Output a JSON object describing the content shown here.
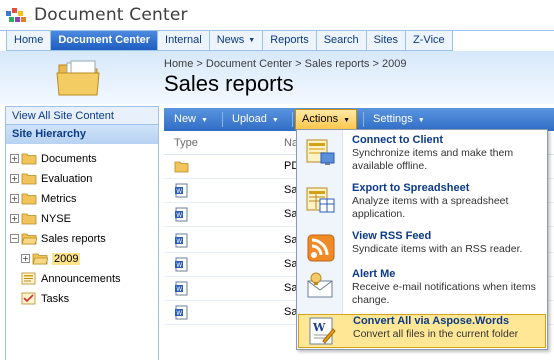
{
  "site": {
    "title": "Document Center"
  },
  "topnav": {
    "tabs": [
      {
        "label": "Home"
      },
      {
        "label": "Document Center",
        "active": true
      },
      {
        "label": "Internal"
      },
      {
        "label": "News",
        "has_dropdown": true
      },
      {
        "label": "Reports"
      },
      {
        "label": "Search"
      },
      {
        "label": "Sites"
      },
      {
        "label": "Z-Vice"
      }
    ]
  },
  "header": {
    "breadcrumb": "Home > Document Center > Sales reports > 2009",
    "title": "Sales reports"
  },
  "leftnav": {
    "view_all": "View All Site Content",
    "hierarchy_title": "Site Hierarchy",
    "items": [
      {
        "label": "Documents"
      },
      {
        "label": "Evaluation"
      },
      {
        "label": "Metrics"
      },
      {
        "label": "NYSE"
      },
      {
        "label": "Sales reports"
      },
      {
        "label": "2009"
      },
      {
        "label": "Announcements"
      },
      {
        "label": "Tasks"
      }
    ]
  },
  "toolbar": {
    "new": "New",
    "upload": "Upload",
    "actions": "Actions",
    "settings": "Settings"
  },
  "list": {
    "col_type": "Type",
    "col_name": "Na",
    "rows": [
      {
        "type": "folder",
        "name": "PD"
      },
      {
        "type": "word-doc",
        "name": "Sa"
      },
      {
        "type": "word-doc",
        "name": "Sa"
      },
      {
        "type": "word-doc",
        "name": "Sa"
      },
      {
        "type": "word-doc",
        "name": "Sa"
      },
      {
        "type": "word-doc",
        "name": "Sa"
      },
      {
        "type": "word-doc",
        "name": "Sa"
      }
    ]
  },
  "actions_menu": {
    "items": [
      {
        "icon": "connect-client-icon",
        "title": "Connect to Client",
        "desc": "Synchronize items and make them available offline."
      },
      {
        "icon": "spreadsheet-icon",
        "title": "Export to Spreadsheet",
        "desc": "Analyze items with a spreadsheet application."
      },
      {
        "icon": "rss-icon",
        "title": "View RSS Feed",
        "desc": "Syndicate items with an RSS reader."
      },
      {
        "icon": "alert-icon",
        "title": "Alert Me",
        "desc": "Receive e-mail notifications when items change."
      },
      {
        "icon": "aspose-words-icon",
        "title": "Convert All via Aspose.Words",
        "desc": "Convert all files in the current folder",
        "highlighted": true
      }
    ]
  },
  "colors": {
    "accent_blue": "#2164c8",
    "link_blue": "#0b3a87",
    "highlight_yellow": "#ffe795"
  }
}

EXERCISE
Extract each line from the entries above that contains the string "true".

FINAL ANSWER
        "active": true
        "has_dropdown": true
        "highlighted": true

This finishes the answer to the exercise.